On March 9, she was detained for four hours when army officers violently cleared protesters from a sit-in in central Cairo. She was taken to the nearby Egyptian Museum, handcuffed and blindfolded. She was kicked, punched and hit with the butt of a rifle, she said.
“We did the revolution so this wouldn’t happen,” she said, referring to what she endured that day. “It was more painful than any beating that came before, because it showed nothing had changed.”
In July, when protesters reoccupied Tahrir Square and promised to remain encamped until accused Mubarak-era officials and police were tried, Azb sat with other activists in the maze of tents. They crowded around a laptop to craft a statement urging residents in poor and middle-class neighborhoods to join the sit-in.
Azb wanted to write that the military was “complicit” in trying to slow down trials for Mubarak and his “gang.”
“We have to be politically correct,” another young female activist told her. “We don’t want to drive people away.”
“We have to tell the truth and pay the price,” Azb responded.
Even among seasoned activists, Azb has long been willing to push further than others are willing to go.
“She’s like an unplugged grenade. Sometimes it comes in handy, and sometimes it can be dangerous,” said Assi, her friend.
Lately, Azb has spent time protesting outside the Israeli Embassy, demonstrating in favor of labor rights and railing against the military for what she sees as a continuing effort to co-opt the revolution.
But on balance, is she having an impact? Do the dreamers have a place in the new Egypt, or did their moment pass in February? Is now the time for the realists to take charge?
Maybe her protests have forced the courts to put a bedridden Mubarak on trial. Maybe they’ve kept the heat on a military council that would otherwise run roughshod over individual rights. Maybe they’ve helped to ensure that the parliamentary elections due this year are held in a reasonably fair and open manner.
To Khallad Abu Zeid, the protesters are certainly having an impact on Egypt, and it’s not a good one. “There’s no stability and no investors. They’re scared to get into anything,” said the contractor and architect. The activists who want to continue to push for change, he said, are “bad for business.”

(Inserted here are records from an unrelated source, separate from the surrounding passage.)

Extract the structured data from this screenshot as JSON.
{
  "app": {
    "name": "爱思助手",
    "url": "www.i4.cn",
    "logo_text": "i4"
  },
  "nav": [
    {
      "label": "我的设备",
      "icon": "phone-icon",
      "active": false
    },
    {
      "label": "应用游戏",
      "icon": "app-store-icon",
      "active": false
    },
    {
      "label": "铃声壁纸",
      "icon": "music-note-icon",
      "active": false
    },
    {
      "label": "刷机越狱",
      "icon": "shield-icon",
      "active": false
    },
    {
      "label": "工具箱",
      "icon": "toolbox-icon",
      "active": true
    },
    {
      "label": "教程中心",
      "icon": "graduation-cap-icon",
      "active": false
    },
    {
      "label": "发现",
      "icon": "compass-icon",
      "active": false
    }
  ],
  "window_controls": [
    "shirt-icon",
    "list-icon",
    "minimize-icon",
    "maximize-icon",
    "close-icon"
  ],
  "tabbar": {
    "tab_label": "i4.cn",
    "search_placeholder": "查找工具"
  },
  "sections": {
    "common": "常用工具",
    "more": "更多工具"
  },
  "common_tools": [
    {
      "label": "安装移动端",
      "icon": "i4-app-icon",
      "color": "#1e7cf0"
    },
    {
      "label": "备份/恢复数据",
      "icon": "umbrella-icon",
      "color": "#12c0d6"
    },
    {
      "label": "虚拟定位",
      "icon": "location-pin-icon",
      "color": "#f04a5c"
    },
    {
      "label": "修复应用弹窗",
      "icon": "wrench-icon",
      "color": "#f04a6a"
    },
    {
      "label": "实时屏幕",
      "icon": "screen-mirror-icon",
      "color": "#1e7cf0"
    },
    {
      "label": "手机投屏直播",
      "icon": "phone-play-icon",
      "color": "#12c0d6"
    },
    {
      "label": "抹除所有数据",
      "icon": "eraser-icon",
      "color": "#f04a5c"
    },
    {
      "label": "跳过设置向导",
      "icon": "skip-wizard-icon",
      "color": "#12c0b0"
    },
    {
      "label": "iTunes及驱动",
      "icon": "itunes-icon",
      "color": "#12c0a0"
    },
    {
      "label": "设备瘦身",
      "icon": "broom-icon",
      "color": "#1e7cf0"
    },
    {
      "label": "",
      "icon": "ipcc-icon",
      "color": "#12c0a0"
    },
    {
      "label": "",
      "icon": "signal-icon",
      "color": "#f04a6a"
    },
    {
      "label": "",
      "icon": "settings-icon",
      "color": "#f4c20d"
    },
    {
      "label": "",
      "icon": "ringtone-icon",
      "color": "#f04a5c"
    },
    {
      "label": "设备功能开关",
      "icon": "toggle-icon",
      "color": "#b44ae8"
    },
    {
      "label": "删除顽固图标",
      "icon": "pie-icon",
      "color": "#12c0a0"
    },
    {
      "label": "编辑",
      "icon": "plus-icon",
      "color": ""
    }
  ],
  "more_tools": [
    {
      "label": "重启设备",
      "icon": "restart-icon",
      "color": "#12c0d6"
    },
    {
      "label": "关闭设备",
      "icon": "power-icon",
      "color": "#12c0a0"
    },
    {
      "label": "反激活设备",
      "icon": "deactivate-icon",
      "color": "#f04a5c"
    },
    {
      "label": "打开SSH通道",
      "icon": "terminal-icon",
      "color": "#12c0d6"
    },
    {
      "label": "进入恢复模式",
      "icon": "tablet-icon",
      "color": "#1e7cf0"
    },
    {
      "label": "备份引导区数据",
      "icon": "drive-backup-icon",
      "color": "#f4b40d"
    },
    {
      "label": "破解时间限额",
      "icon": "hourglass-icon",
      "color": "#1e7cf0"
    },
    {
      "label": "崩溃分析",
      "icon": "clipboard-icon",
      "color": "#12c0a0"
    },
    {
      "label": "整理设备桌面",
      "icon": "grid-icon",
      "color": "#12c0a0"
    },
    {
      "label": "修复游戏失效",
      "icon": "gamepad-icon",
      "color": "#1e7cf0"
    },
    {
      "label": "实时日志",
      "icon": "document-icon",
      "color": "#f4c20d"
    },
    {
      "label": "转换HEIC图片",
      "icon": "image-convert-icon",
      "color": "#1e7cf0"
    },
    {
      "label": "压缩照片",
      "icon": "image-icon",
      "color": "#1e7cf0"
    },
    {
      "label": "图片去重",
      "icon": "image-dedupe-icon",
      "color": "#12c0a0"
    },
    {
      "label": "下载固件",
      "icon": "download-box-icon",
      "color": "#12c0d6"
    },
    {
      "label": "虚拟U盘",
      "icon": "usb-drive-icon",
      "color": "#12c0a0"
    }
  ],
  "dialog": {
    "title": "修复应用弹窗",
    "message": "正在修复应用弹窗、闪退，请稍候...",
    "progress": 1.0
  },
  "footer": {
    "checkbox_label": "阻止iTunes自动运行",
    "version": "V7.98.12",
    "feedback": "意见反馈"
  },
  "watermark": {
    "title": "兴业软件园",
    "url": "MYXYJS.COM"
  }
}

The military appears to have come to the same conclusion. Last month, protesters broke into the Israeli Embassy, ransacked part of the building and forced the staff to flee. (Azb participated in the protest but said she was not involved in storming the building.) Soon after, the ruling military council opted to expand its powers under emergency law — a key Mubarak-era tool for suppressing dissent.
Even before that, troops had dismantled the tents in Tahrir Square, beaten protesters and forced them out. Police armed with batons and shields now work in shifts to make sure that no one returns to the square. Azb has had to continue her battle elsewhere, but she’s unbowed.
“The dream is the only real weapon,” she said. “The dream itself is the only thing capable of changing the path of the people.”
Special correspondents Sulafeh Al Shami and Ingy Hassieb contributed to this report.